Posted at 12:22 PM on March 24, 2009
by Sanden Totten
Sometimes it feels like newspapers and the music industry are neck and neck in a race to see which will die off first (go place your bets in the comment section). Well, after losing some ground to the papers last week, the music biz has caught back up.
A recent poll came out of Canada announcing that illegal song-snatching is now considered normal and not that immoral. Plus, according to Angus Reid Strategies, the firm behind the study, file sharing is growing in popularity across age ranges. Couple that with the death of SpiralFrog, a site that lets people download free tunes as long as they look at some ads while doing it, and you've got cultural critics saying it's over for the record industry.
Personally, I'm not that sentimental when it comes to big record companies. I've never enjoyed how they charge me twice as much to buy an album where my favorite bands sound half as good as they once did. But this recent news is a little unnerving. Since when did it become okay to openly steal? Newspapers are dying in part because they give their content away for free. Sure, it may be a mistake, but at least it's one they willingly made. The music industry has fought free music at every step. And as the survey says: "nearly 45% of respondents say those who use P2P and file sharing services to download music and movies are "just regular Internet users doing what people should be able to do on the Internet."
To me this sounds like entitlement. Like, if content exists and people want it, they deserve to get it for free. I don't mind if big businesses bite the dust over this, but the idea of a society where people feel they should get what they want, whenever they want, without dropping a dime or sit through an ad, scares me a little. And not just because I work in public radio.

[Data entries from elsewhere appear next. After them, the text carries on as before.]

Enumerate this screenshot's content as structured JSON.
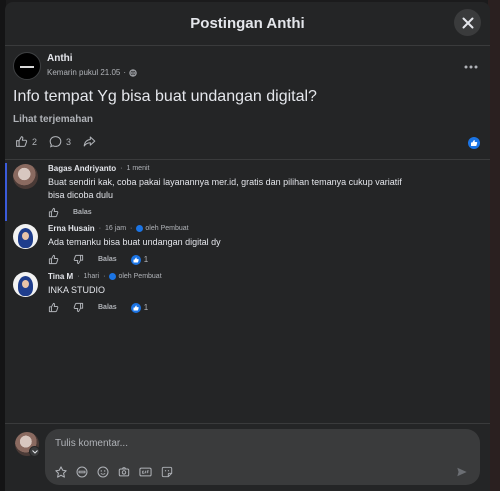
{
  "modal": {
    "title": "Postingan Anthi"
  },
  "post": {
    "author": "Anthi",
    "time": "Kemarin pukul 21.05",
    "text": "Info tempat Yg bisa buat undangan digital?",
    "translate": "Lihat terjemahan",
    "like_count": "2",
    "comment_count": "3"
  },
  "comments": [
    {
      "name": "Bagas Andriyanto",
      "time": "1 menit",
      "text_line1": "Buat sendiri kak, coba pakai layanannya mer.id, gratis dan pilihan temanya cukup variatif",
      "text_line2": "bisa dicoba dulu",
      "reply": "Balas"
    },
    {
      "name": "Erna Husain",
      "time": "16 jam",
      "author_tag": "oleh Pembuat",
      "text": "Ada temanku bisa buat undangan digital dy",
      "reply": "Balas",
      "reactions": "1"
    },
    {
      "name": "Tina M",
      "time": "1hari",
      "author_tag": "oleh Pembuat",
      "text": "INKA STUDIO",
      "reply": "Balas",
      "reactions": "1"
    }
  ],
  "composer": {
    "placeholder": "Tulis komentar..."
  },
  "colors": {
    "accent": "#1b74e4",
    "modal_bg": "#242526",
    "input_bg": "#3a3b3c"
  },
  "icons": [
    "close-icon",
    "globe-icon",
    "more-icon",
    "like-icon",
    "comment-icon",
    "share-icon",
    "dislike-icon",
    "chevron-down-icon",
    "avatar-icon",
    "emoji-icon",
    "camera-icon",
    "gif-icon",
    "sticker-icon",
    "send-icon"
  ]
}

The moral issue of piracy can only be addressed when all involved deal honestly. And it is not honest to refer to piracy as "stealing", as there is a huge difference between theft and copyright infringement. If I steal a loaf of bread from my friend, my friend no longer has that loaf of bread. If I make a copy of a CD that my friend owns, my friend still owns a CD.
Thomas Jefferson said it best: "He who receives an idea from me, receives instruction himself without lessening mine; as he who lights his taper at mine, receives light without darkening me. That ideas should freely spread from one to another over the globe, for the moral and mutual instruction of man, and improvement of his condition, seems to have been peculiarly and benevolently designed by nature, when she made them, like fire, expansible over all space, without lessening their density in any point, and like the air in which we breathe, move, and have our physical being, incapable of confinement or exclusive appropriation."
Great quote Frank. Who'duv thunk Thomas Jefferson would speak so eloquently about an idea that seems even more relevant now . . .
Maybe stealing is the wrong word, but that's not what I'm concerned about. I agree in my gut with the idea that information should be shared, but I also know from working in the media, and specifically public media, that the creation of news and entertainment takes financial support.
What worries me is this growing sentiment that what people want they should get without having to pony up. Public radio wouldn't exist if everyone thought that way but I'm sure many people would agree, it's good that public radio is out there doing it's thing. However, if the idea I see in play behind file swapping does become dominant, are those same people going to think they should have to pay for other things they can get for free too? Or are they going to simply take what they can and say that it's someone elses problem.
I guess I just feel mixed on this topic. I like stuff being shared. I also feel bad that great media producers and news organizations are losing staff and resources not because people don't want the content, but because they have decided they don't want to pay for it. I just don't want the sense of responsibility we should have to support what we use and enjoy to decay because getting things at no trouble or cost becomes so acceptable.
Frank, you are splitting hairs with your distinction between theft and copyright infringement.
Let's say I make a music recording and sell it at a market stall. A certain number of people show up each day to buy my CDs, for which I charge $10 each. I have a business that is now worth, say, $1000, based on future revenues. I can realise that value at any time by selling on the rights to my music - it's real money.
Unfortunately one of my customers decides to copy my CD and sets up a stand next to me, charging $2 for CDs of my work. The price I can charge has effectively been pushed down much closer to $2. What do you think the chances are that my business is still worth $1000?
It's ridiculous to imply that no-one loses when someone distributes bootleg copies of my music: I lose the ability to charge for it. The more people legitimise the idea that that's OK, the more I lose, and this will probably wipe out almost entirely the value of what I own.